I am stepfather to my wife’s only child, age 8, from her first marriage.
My wife always and in every way puts her son before our marriage.
We went through counseling several years ago and things got better for a while, but then began slipping back into child-comes-first mode.
Believe me, we have a near-perfect marriage outside of her putting her son first and not supporting me when it comes to discipline.
My wife struggles constantly to make him happy and it’s really hurting our relationship. Do you have any advice for me or us?
You’ve described what is in my estimation the number one reason why the divorce rate is so high (relatively speaking) for marriages where at least one party brings a child or children with them into the union.
Specifically, either the male parent cannot shift out of dad and into husband or the female cannot shift out of mom and into wife.
Said another way, for the person or people in question, being a parent trumps being a spouse.
A parent-child relationship of this sort is defined by the lack of an emotional boundary between the two parties.
Your wife experiences her son’s emotions as if they were her own.
Any unhappiness on his part makes her anxious and kicks her into high-enabling. Furthermore, his unhappiness is, from her perspective, indication of her failure as a parent.
The solution, she thinks, is more enabling. A vicious and mutually destructive cycle has developed.
The more she enables, the more helpless he behaves, and the more she enables. And around and around they go. That is, in a word, codependency.
The following is pure speculation: Your wife may have thought she wanted to get married, but in fact what she really wanted was a live-in male role model for her son as well as your income.
I admit to the cynicism of that, by the way.
Your wife would certainly take great umbrage over it, but if I was counseling the two of you, I would challenge her to prove that it is not the truth.
More often than not, responsibility for marital problems is shared fifty-fifty, but this is an exception. A stepparent who walked unknowingly into a pre-existing situation of this nature should not be held accountable for solving the problem.
He or she can certainly make matters worse (e.g. getting angry at the child), but the heavy lifting must be done by the codependent parent.
The good news is that your wife has in the past demonstrated some willingness to come to grips with the nature of her relationship with her son.
Since the prior round of counseling had a positive effect, it makes sense for the two of you to give that another try. Know, however, that this is one of the most intractable problems a counselor will ever encounter.
My question, therefore, to you:
Are you prepared to hang in there another ten years or so, in the hope that when said son goes off on his own, the “near-perfect” marriage you now have will realize its full potential?
That would certainly be my recommendation.
By the way, the problem of one or both spouses putting parenting in front of being husband or wife is not only the single biggest problem in step- and blended families; it is also the single biggest problem in first marriages where there are children.
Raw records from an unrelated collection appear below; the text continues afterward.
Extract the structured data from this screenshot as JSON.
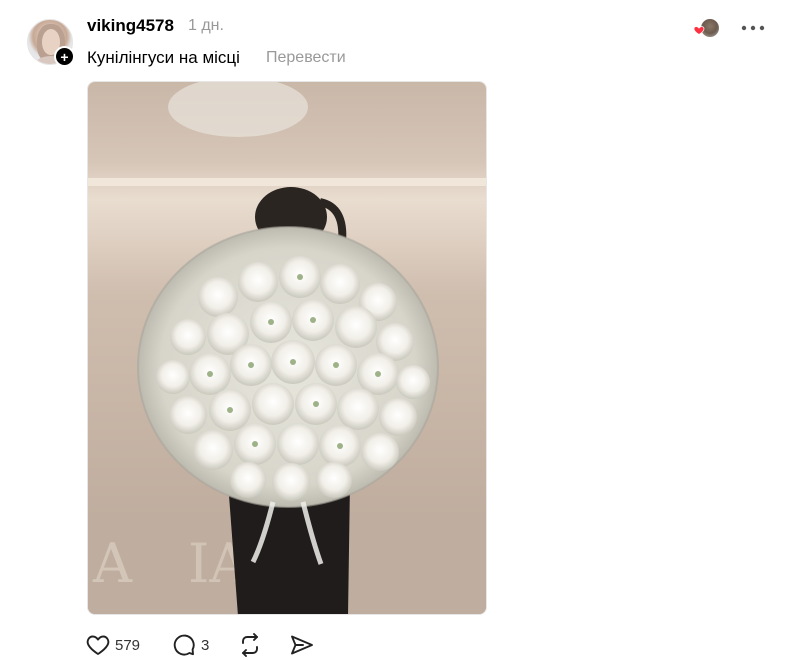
{
  "post": {
    "username": "viking4578",
    "timestamp": "1 дн.",
    "caption": "Кунілінгуси на місці",
    "translate_label": "Перевести",
    "follow_badge_icon": "plus-icon",
    "more_icon": "more-horizontal-icon",
    "liked_by_icon": "heart-icon",
    "image_description_icon": "photo"
  },
  "actions": {
    "like_count": "579",
    "reply_count": "3",
    "like_icon": "heart-outline-icon",
    "reply_icon": "speech-bubble-icon",
    "repost_icon": "repost-icon",
    "share_icon": "send-icon"
  },
  "colors": {
    "text": "#000000",
    "muted": "#999999",
    "heart_red": "#ff3040",
    "photo_wall": "#cbb9aa",
    "photo_floor": "#b8a79a"
  }
}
Unfortunately, the child-centric family has become the norm.
That’s why so few husbands and wives these days are found on the same parenting page, or even in the same parenting book, or even in some cases in the same parenting library.
It may sound counter-intuitive, but agreement concerning parenting issues requires being married first, parents second.